Supplied data:
------------------------------
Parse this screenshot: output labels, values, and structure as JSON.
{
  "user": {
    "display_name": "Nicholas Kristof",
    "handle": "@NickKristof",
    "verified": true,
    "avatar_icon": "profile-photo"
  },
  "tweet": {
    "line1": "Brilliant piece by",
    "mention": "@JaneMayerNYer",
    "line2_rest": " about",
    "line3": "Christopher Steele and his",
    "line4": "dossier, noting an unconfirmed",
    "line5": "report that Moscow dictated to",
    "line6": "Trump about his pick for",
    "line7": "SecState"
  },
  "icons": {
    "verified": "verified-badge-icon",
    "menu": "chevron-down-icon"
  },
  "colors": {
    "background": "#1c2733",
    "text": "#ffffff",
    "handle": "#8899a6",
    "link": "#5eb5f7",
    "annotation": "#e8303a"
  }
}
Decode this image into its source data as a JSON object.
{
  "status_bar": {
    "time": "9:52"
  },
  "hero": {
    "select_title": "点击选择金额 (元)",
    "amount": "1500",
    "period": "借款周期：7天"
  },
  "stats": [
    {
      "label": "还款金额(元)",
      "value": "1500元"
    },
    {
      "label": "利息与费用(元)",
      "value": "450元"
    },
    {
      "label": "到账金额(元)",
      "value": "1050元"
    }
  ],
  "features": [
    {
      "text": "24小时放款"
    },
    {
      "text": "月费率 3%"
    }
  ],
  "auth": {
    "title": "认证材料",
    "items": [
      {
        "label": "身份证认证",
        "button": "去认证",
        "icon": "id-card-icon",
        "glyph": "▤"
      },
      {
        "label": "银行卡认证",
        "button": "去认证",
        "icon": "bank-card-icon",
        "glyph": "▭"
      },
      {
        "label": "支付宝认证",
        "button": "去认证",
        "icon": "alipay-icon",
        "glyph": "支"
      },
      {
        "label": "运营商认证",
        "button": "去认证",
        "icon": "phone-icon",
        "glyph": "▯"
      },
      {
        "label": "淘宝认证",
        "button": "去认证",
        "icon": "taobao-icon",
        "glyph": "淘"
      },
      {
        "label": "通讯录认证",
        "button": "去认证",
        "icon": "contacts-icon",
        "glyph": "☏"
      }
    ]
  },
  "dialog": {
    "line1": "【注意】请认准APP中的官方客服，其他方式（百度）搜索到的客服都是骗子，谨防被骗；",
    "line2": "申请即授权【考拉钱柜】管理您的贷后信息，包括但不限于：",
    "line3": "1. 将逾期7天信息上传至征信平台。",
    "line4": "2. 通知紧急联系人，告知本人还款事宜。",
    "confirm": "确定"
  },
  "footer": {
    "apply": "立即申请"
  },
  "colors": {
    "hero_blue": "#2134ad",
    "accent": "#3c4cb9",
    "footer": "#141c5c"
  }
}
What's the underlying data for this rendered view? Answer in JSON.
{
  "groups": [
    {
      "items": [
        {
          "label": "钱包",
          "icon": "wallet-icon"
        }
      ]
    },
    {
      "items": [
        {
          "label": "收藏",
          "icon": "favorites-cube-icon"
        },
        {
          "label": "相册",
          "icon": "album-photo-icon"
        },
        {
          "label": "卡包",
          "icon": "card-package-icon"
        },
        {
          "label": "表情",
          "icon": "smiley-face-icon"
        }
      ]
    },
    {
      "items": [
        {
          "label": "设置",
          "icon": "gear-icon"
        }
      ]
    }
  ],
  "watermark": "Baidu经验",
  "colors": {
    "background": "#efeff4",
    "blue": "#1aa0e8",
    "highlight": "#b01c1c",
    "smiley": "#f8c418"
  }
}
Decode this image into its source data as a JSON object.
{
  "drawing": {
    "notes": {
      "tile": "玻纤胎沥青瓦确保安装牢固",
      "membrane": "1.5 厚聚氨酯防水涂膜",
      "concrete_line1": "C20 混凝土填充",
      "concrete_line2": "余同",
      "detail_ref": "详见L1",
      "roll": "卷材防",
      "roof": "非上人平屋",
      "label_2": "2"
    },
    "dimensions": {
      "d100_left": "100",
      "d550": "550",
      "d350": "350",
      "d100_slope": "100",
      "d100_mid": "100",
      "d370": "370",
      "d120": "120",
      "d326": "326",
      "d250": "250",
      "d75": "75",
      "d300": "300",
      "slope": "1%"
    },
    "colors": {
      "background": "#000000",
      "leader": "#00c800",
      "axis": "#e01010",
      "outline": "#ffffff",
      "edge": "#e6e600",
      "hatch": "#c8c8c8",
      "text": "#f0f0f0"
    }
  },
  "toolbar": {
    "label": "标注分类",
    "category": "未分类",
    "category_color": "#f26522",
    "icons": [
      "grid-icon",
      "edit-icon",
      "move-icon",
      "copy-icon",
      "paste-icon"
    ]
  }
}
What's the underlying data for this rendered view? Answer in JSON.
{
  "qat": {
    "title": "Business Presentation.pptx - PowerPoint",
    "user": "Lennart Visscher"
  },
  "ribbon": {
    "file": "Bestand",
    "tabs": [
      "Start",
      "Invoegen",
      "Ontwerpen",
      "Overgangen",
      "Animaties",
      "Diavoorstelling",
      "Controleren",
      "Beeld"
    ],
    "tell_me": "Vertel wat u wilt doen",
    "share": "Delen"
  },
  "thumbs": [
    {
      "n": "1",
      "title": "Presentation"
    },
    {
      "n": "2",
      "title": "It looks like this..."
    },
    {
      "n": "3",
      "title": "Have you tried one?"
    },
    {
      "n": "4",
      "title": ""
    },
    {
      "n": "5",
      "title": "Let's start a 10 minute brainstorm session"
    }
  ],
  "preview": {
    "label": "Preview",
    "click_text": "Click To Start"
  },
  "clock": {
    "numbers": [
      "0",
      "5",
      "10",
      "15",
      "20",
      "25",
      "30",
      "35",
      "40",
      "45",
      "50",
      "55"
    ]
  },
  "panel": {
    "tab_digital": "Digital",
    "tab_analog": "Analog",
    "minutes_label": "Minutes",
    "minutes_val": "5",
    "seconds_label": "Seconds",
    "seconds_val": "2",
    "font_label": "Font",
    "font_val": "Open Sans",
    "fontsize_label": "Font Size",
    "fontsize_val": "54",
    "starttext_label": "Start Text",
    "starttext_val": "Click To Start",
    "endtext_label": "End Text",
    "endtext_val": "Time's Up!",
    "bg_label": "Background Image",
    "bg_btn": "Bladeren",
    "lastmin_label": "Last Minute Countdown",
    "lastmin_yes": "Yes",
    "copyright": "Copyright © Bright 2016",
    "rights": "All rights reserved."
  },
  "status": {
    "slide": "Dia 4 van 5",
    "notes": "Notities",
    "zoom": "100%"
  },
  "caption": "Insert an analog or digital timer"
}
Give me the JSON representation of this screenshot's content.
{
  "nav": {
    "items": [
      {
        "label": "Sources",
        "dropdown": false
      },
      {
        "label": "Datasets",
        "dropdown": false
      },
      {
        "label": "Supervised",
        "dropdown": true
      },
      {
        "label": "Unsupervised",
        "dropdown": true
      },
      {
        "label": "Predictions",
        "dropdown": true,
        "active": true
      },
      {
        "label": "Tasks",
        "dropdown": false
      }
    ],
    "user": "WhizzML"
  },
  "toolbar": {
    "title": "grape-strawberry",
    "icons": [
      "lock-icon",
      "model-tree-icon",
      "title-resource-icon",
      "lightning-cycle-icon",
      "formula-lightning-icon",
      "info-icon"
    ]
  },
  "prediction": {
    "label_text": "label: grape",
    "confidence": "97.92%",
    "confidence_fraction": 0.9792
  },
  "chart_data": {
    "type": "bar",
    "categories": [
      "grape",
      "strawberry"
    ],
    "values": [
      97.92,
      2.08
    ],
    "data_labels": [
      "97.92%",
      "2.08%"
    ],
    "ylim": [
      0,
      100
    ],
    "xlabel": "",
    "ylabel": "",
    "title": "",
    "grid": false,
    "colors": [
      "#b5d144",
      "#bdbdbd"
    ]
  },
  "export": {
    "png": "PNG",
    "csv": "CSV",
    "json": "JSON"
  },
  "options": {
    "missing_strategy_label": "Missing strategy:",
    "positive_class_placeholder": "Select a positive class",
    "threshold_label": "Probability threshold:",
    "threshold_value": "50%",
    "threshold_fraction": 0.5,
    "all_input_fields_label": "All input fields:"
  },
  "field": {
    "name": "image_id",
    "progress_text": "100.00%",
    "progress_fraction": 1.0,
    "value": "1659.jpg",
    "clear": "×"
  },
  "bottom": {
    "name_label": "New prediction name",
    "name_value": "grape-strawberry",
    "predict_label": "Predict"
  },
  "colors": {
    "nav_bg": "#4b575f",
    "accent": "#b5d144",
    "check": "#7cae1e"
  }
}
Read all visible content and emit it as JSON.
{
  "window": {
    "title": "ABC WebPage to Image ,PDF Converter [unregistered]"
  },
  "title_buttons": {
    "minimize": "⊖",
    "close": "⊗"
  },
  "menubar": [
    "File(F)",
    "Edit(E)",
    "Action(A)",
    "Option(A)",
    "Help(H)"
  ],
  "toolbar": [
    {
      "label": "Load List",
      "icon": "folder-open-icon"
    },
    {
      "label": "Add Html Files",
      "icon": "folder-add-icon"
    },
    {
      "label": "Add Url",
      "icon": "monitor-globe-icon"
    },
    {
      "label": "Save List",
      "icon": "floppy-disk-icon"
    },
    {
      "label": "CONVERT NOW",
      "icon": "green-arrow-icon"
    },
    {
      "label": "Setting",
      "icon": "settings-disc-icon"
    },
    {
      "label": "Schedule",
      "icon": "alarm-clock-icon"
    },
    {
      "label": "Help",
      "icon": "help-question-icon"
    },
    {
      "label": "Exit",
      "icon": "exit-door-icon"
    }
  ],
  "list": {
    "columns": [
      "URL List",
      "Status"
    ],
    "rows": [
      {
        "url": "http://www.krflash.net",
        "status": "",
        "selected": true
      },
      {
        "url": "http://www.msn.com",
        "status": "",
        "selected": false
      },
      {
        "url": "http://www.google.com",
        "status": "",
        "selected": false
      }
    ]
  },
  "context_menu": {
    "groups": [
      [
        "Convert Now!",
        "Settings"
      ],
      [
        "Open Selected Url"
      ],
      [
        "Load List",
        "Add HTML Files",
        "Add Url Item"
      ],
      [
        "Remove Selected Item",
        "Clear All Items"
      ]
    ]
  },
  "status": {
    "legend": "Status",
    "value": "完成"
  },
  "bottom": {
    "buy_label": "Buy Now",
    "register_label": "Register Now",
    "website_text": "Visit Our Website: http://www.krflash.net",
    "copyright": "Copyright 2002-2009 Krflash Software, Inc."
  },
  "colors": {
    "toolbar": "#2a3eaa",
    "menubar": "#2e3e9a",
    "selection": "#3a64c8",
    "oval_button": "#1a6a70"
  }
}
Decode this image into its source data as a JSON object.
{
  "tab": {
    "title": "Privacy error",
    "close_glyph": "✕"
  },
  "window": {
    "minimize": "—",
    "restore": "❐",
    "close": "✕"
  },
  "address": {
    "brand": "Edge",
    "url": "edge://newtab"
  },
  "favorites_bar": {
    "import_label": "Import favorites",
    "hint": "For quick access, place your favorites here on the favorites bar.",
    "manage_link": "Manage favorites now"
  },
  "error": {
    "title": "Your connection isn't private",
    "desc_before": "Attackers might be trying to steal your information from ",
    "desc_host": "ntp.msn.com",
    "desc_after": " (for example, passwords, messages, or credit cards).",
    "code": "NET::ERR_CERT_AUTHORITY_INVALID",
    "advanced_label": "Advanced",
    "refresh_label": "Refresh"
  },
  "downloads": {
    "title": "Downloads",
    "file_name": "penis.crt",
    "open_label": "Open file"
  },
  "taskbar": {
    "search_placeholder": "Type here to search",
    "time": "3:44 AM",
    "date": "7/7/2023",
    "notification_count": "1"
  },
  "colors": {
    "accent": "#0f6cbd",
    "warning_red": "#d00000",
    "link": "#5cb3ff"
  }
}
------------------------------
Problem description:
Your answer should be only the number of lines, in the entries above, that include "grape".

Output of the task:
4